*Dataset records*.

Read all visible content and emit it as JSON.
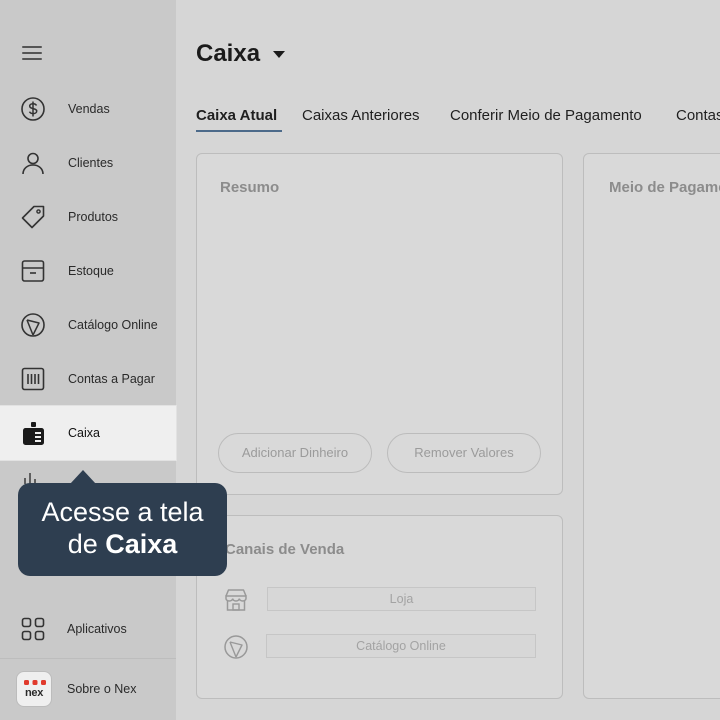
{
  "sidebar": {
    "items": [
      {
        "label": "Vendas",
        "icon": "dollar-circle-icon"
      },
      {
        "label": "Clientes",
        "icon": "user-icon"
      },
      {
        "label": "Produtos",
        "icon": "tag-icon"
      },
      {
        "label": "Estoque",
        "icon": "box-icon"
      },
      {
        "label": "Catálogo Online",
        "icon": "catalog-icon"
      },
      {
        "label": "Contas a Pagar",
        "icon": "barcode-icon"
      },
      {
        "label": "Caixa",
        "icon": "cash-register-icon",
        "active": true
      }
    ],
    "apps_label": "Aplicativos",
    "about_label": "Sobre o Nex",
    "logo_text": "nex"
  },
  "header": {
    "title": "Caixa"
  },
  "tabs": [
    "Caixa Atual",
    "Caixas Anteriores",
    "Conferir Meio de Pagamento",
    "Contas"
  ],
  "resumo": {
    "title": "Resumo",
    "add_button": "Adicionar Dinheiro",
    "remove_button": "Remover Valores"
  },
  "meio": {
    "title": "Meio de Pagamento"
  },
  "canais": {
    "title": "Canais de Venda",
    "items": [
      "Loja",
      "Catálogo Online"
    ]
  },
  "tooltip": {
    "line1": "Acesse a tela",
    "line2_prefix": "de",
    "line2_bold": "Caixa"
  },
  "colors": {
    "sidebar_bg": "#c9c9c9",
    "main_bg": "#d6d6d6",
    "tooltip_bg": "#2e3e50",
    "active_item_bg": "#efefef",
    "tab_accent": "#4c6a8a",
    "logo_red": "#e0392b"
  }
}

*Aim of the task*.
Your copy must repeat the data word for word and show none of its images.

*Response to the exercise*.
Read all visible content and emit it as JSON.
{
  "sidebar": {
    "items": [
      {
        "label": "Vendas",
        "icon": "dollar-circle-icon"
      },
      {
        "label": "Clientes",
        "icon": "user-icon"
      },
      {
        "label": "Produtos",
        "icon": "tag-icon"
      },
      {
        "label": "Estoque",
        "icon": "box-icon"
      },
      {
        "label": "Catálogo Online",
        "icon": "catalog-icon"
      },
      {
        "label": "Contas a Pagar",
        "icon": "barcode-icon"
      },
      {
        "label": "Caixa",
        "icon": "cash-register-icon",
        "active": true
      }
    ],
    "apps_label": "Aplicativos",
    "about_label": "Sobre o Nex",
    "logo_text": "nex"
  },
  "header": {
    "title": "Caixa"
  },
  "tabs": [
    "Caixa Atual",
    "Caixas Anteriores",
    "Conferir Meio de Pagamento",
    "Contas"
  ],
  "resumo": {
    "title": "Resumo",
    "add_button": "Adicionar Dinheiro",
    "remove_button": "Remover Valores"
  },
  "meio": {
    "title": "Meio de Pagamento"
  },
  "canais": {
    "title": "Canais de Venda",
    "items": [
      "Loja",
      "Catálogo Online"
    ]
  },
  "tooltip": {
    "line1": "Acesse a tela",
    "line2_prefix": "de",
    "line2_bold": "Caixa"
  },
  "colors": {
    "sidebar_bg": "#c9c9c9",
    "main_bg": "#d6d6d6",
    "tooltip_bg": "#2e3e50",
    "active_item_bg": "#efefef",
    "tab_accent": "#4c6a8a",
    "logo_red": "#e0392b"
  }
}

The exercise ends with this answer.